I don't know how your Christmas was but I really enjoyed mine. The standard set up of the day is that my family wake up about 7:30 and we open our stockings that Father Christmas has brought us before getting dressed and ready for Church. Go to Church for a shorter than normal service of celebration and then back home to either drive to my Aunt and Uncle's or make sure our house is in a decent state to host everyone. This year it was at our house and my brother had taken it upon himself to do the Lion's share of the cooking; he is excellent. So then my Aunt and Uncle and their kids arrive along with my Grandparents and we all have a celebratory drink and open a few presents. Then lunch happens, followed by "The Bomb" (a Summers/Allen tradition of layers of ice cream fashioned into a Christmas pudding shape). After this is the "fatting out" time - or time when we all lie on sofas watching the Queen's speech/chatting. The rest of the afternoon is a mixture of game playing, napping, joking around and playing with new toys. This all culminates in evening tea about 5:30-6pm which is loads of leftovers and sandwiches if we have room to stuff anymore in. Our evening normally consists of skyping my family in the States and seeing them before they have their Christmas dinner and watching Downton
So why was this year good? Well my Grandad hasn't been in the best of health over the
last few weeks and it was touch and go as to whether he or my Nan would be joining us for the
day. My Grandad isn't a Christian and my Dad had prayed with him on Sunday that he would be healed - Christmas Day he was feeling a lot better. Praise God! We are always hoping and praying that he will realise his need for God and try to give him as many opportunities to find out more as we can.
As well as this I have to confess that I hadn't been feeling particularly Christmassy in the run up to Christmas. We have limited Christmas decorations at my house in London and despite being at a number of Carol Services, the true wonder of Christmas seemed to
elude me. Maybe it's because of the relentless retail industry that misses the point of what
we celebrate, or maybe it was a lack of time/effort to really come to terms with this story.
Whatever it was, come Christmas Day it was gone.
Firstly, remembering that Jesus was a gift and that I am lucky to have received him. Plus giving makes me happy. Being generous is a blessing to both receiver and giver alike. Christmas is a beautiful opportunity to exercise this gift.
Next, everyone at Church was super joyful and happiness encourages my heart and makes me happy; I find that if I surround myself with people who are sad/depressed it can make me feel that way too, whereas if I have people who are appreciating life around me, it motivates me to think that way too. Seeing people rejoice in Jesus' birth is such a boost to
Lastly, I think Christmas sometimes is portrayed as a perfect time with families, rather than the realistic time with family. Clearly a day is never going to be perfect and if you think it is going to be your expectations are likely to be disappointed.

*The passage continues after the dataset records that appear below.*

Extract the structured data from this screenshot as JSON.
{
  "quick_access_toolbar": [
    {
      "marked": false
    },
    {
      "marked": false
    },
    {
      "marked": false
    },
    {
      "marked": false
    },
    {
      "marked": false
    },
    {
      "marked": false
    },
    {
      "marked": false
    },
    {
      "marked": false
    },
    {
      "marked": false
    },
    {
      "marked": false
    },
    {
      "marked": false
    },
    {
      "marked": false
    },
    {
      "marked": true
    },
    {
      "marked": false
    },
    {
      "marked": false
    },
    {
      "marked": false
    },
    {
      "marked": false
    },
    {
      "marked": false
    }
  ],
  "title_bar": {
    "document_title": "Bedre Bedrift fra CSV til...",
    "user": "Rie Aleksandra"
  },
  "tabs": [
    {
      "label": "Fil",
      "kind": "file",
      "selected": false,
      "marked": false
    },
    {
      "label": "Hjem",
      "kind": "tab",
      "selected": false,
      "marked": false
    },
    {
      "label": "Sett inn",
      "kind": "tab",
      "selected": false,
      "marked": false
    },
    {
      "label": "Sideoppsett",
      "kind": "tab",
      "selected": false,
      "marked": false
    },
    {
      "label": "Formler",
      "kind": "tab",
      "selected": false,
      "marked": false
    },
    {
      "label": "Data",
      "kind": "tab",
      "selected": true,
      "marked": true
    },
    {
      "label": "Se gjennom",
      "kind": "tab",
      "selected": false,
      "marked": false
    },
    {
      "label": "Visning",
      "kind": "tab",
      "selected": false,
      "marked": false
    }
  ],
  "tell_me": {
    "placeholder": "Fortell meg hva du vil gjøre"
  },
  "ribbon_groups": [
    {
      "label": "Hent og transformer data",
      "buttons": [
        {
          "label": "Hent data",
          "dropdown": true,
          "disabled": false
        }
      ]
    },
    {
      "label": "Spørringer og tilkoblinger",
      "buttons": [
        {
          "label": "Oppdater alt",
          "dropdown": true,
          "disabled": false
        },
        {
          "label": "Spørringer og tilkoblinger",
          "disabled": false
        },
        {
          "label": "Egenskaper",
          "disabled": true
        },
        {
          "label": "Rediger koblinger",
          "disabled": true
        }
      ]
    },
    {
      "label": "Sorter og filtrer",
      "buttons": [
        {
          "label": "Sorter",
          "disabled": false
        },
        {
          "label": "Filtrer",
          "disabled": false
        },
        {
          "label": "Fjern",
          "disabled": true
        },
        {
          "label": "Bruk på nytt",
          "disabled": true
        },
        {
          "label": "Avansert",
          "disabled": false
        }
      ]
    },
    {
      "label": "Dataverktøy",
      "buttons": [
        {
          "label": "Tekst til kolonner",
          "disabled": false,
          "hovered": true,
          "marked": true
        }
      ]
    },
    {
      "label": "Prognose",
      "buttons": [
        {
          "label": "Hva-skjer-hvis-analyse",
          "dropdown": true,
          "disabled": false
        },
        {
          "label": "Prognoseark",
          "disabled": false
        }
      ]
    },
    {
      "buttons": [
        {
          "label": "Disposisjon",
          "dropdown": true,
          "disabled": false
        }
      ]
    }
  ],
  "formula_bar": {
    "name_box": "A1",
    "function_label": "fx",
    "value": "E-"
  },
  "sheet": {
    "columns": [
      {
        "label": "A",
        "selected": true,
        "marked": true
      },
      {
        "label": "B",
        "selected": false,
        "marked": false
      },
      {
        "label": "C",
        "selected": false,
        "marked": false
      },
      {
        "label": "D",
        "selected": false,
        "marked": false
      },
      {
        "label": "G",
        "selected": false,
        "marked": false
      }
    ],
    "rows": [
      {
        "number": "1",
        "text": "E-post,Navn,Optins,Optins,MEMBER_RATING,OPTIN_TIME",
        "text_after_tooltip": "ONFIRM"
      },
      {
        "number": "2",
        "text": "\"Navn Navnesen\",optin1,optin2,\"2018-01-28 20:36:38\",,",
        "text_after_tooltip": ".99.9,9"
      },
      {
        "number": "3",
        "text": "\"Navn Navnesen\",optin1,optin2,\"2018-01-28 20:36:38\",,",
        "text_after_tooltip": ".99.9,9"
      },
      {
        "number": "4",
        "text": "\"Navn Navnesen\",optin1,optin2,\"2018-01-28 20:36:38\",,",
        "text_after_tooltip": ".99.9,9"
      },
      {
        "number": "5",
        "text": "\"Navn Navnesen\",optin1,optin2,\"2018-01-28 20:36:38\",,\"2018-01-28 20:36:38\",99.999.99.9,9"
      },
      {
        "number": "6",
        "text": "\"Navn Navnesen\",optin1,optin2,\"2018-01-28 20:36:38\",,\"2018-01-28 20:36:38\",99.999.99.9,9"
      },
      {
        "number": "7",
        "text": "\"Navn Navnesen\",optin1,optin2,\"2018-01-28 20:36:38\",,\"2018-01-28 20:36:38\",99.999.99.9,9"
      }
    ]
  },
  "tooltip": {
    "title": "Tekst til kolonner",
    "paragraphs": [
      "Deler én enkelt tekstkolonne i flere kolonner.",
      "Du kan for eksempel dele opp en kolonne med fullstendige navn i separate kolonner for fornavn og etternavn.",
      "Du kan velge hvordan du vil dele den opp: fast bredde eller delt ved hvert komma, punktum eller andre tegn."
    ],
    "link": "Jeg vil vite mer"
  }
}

I doubt Mary's expectations were to give birth in a stable, yet a wondrous day in history happened there - she didn't let her expectations ruin the day. I don't mean we should all have ridiculously low expectations, rather that we should be willing to see what God is doing around us. I think I understood something more of that this year. Expectation is overrated.
How was your Christmas?